Mukti and I just came back from a trip to Italy and France. It was wonderful. This is an overview of our trip. I’ll write more in the coming weeks.
Although the vacation was too short, and both the countries have so many beautiful places you can see, it was simply great to be able to visit Paris and Rome. It is only a matter of time before we go back, and check out places we missed this time.
In Paris, we took a bus tour to see the famous sites. Of course it included the Eiffel Tower, Champs-Elysées, Arc de Triomphe, the Notre Dame Cathedral, Luxembourg Garden, the Pantheon, the Latin Quarters, and Louvre. Unfortunately, we didn’t have time to go inside the Louvre, and it was already very crowded in late May. But we compensated for that gap by taking a boat cruise along the Seine at night, and to see the Tour Eiffel lit up and glittering like gold was phenomenal.
[Author and his wife Mukti in front of Eiffel Tower]
Paris is truly a wonderful, artistic city, and we had a knowledgeable, young guide who helped us to understand the depth of history that the city offers. And the cleanliness everywhere — on the street, along the metro trains, Paris can definitely brag to be one of the most well-cared-for big cities in the world. And Parisians were, unlike what we often hear, were extremely helpful and kind.

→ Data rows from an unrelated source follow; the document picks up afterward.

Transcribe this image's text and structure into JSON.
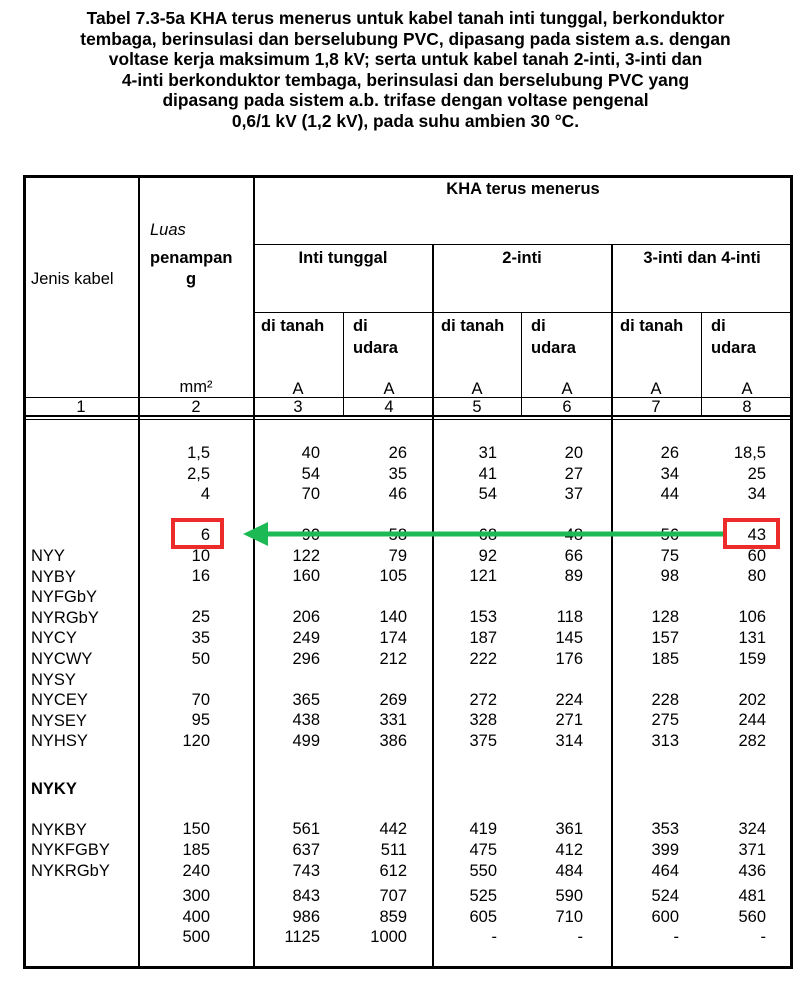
{
  "caption": [
    "Tabel  7.3-5a KHA terus menerus untuk kabel tanah inti tunggal, berkonduktor",
    "tembaga, berinsulasi dan berselubung PVC, dipasang pada sistem a.s. dengan",
    "voltase kerja maksimum 1,8 kV; serta untuk kabel tanah 2-inti, 3-inti  dan",
    "4-inti berkonduktor tembaga, berinsulasi dan berselubung PVC yang",
    "dipasang pada sistem a.b. trifase dengan voltase pengenal",
    "0,6/1 kV (1,2 kV), pada suhu ambien 30 °C."
  ],
  "header": {
    "jenis_kabel": "Jenis kabel",
    "luas": "Luas",
    "penampang_1": "penampan",
    "penampang_2": "g",
    "kha": "KHA terus menerus",
    "inti_tunggal": "Inti tunggal",
    "dua_inti": "2-inti",
    "tiga_empat_inti": "3-inti dan 4-inti",
    "di_tanah": "di tanah",
    "di": "di",
    "udara": "udara",
    "unit_mm2": "mm²",
    "unit_a": "A",
    "col_numbers": [
      "1",
      "2",
      "3",
      "4",
      "5",
      "6",
      "7",
      "8"
    ]
  },
  "cable_types": [
    "NYY",
    "NYBY",
    "NYFGbY",
    "NYRGbY",
    "NYCY",
    "NYCWY",
    "NYSY",
    "NYCEY",
    "NYSEY",
    "NYHSY",
    "",
    "NYKY",
    "",
    "NYKBY",
    "NYKFGBY",
    "NYKRGbY"
  ],
  "groups": [
    {
      "rows": [
        [
          "1,5",
          "40",
          "26",
          "31",
          "20",
          "26",
          "18,5"
        ],
        [
          "2,5",
          "54",
          "35",
          "41",
          "27",
          "34",
          "25"
        ],
        [
          "4",
          "70",
          "46",
          "54",
          "37",
          "44",
          "34"
        ]
      ]
    },
    {
      "rows": [
        [
          "6",
          "90",
          "58",
          "68",
          "48",
          "56",
          "43"
        ],
        [
          "10",
          "122",
          "79",
          "92",
          "66",
          "75",
          "60"
        ],
        [
          "16",
          "160",
          "105",
          "121",
          "89",
          "98",
          "80"
        ],
        [
          "",
          "",
          "",
          "",
          "",
          "",
          ""
        ],
        [
          "25",
          "206",
          "140",
          "153",
          "118",
          "128",
          "106"
        ],
        [
          "35",
          "249",
          "174",
          "187",
          "145",
          "157",
          "131"
        ],
        [
          "50",
          "296",
          "212",
          "222",
          "176",
          "185",
          "159"
        ],
        [
          "",
          "",
          "",
          "",
          "",
          "",
          ""
        ],
        [
          "70",
          "365",
          "269",
          "272",
          "224",
          "228",
          "202"
        ],
        [
          "95",
          "438",
          "331",
          "328",
          "271",
          "275",
          "244"
        ],
        [
          "120",
          "499",
          "386",
          "375",
          "314",
          "313",
          "282"
        ],
        [
          "",
          "",
          "",
          "",
          "",
          "",
          ""
        ],
        [
          "",
          "",
          "",
          "",
          "",
          "",
          ""
        ],
        [
          "",
          "",
          "",
          "",
          "",
          "",
          ""
        ],
        [
          "150",
          "561",
          "442",
          "419",
          "361",
          "353",
          "324"
        ],
        [
          "185",
          "637",
          "511",
          "475",
          "412",
          "399",
          "371"
        ],
        [
          "240",
          "743",
          "612",
          "550",
          "484",
          "464",
          "436"
        ]
      ]
    },
    {
      "rows": [
        [
          "300",
          "843",
          "707",
          "525",
          "590",
          "524",
          "481"
        ],
        [
          "400",
          "986",
          "859",
          "605",
          "710",
          "600",
          "560"
        ],
        [
          "500",
          "1125",
          "1000",
          "-",
          "-",
          "-",
          "-"
        ]
      ]
    }
  ],
  "annotation": {
    "highlight_left": "6",
    "highlight_right": "43",
    "box_color": "#ee2b2b",
    "arrow_color": "#1db954"
  }
}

Many French people speak English, and those who do not also try their best to help you out.
Our second stop was Italy, where we spent one more day than we did in France. There, we depended on our walking skills to roam through the city of Rome. Rome has incredible history: from the Colosseum to the Forum to the Pantheon to some of the oldest churches including Santa Maria in Trastevere to the markets at Campo di Fiori. Rome was simply fascinating!
[Photo by author]
Our added attractions were to visit the city of Naples by a 300-kilometer per hour high-speed train, and then also take a local train ride to the ancient ruins of Pompeii. Unbelievable history, incredibly precious experience. Pompeii was destroyed by a catastrophic eruption of Mount Vesuvius (which is still a live volcano!), and the skeletons of the little town houses, gardens, pools, markets, and streets still stand to tell us about that great tragedy. Even some of the bodies buried live in the mudslide and lava are preserved as “fossils”. A very touching, heartbreaking story we heard since our childhood in Calcutta.
[Photo by author]
In both Italy and France, we had many opportunities to taste their foods, beverages and desserts. Simply put, I have never tasted food so real, fresh, and delicious — outside of my own kitchen. Even at the moderately-priced hotel in Rome, the breakfast they served early in the morning was so normal and natural: the cheese and tomato and bread and fruits and yogurt were absolutely fresh.
France and Italy have done a remarkable job to keep their foods out of the clutches of food doctoring, preservatives, and artificial flavor- and chemical-producing companies. I remember when we went to Granada and Barcelona in Spain a few years ago, we had a very similar experience.
Whether it was the chicken dish we ate at a restaurant in the Trocadero in Paris or the crêpe in the Latin Quarters, or whether it was the pizza or pasta we tasted at small streetside eateries in Naples and Rome, they were simply high quality. And not pricey at all. Very affordable: the average people eat there all the time. Even the fruit juices we tried in both countries were pristine. The orange juice tasted like real, fresh orange.
And the countless gelato (ice cream) corners in both countries — so lovely!
So glad we took the trip. Short, but memorable and sweet. We shall return.
[Photo by author]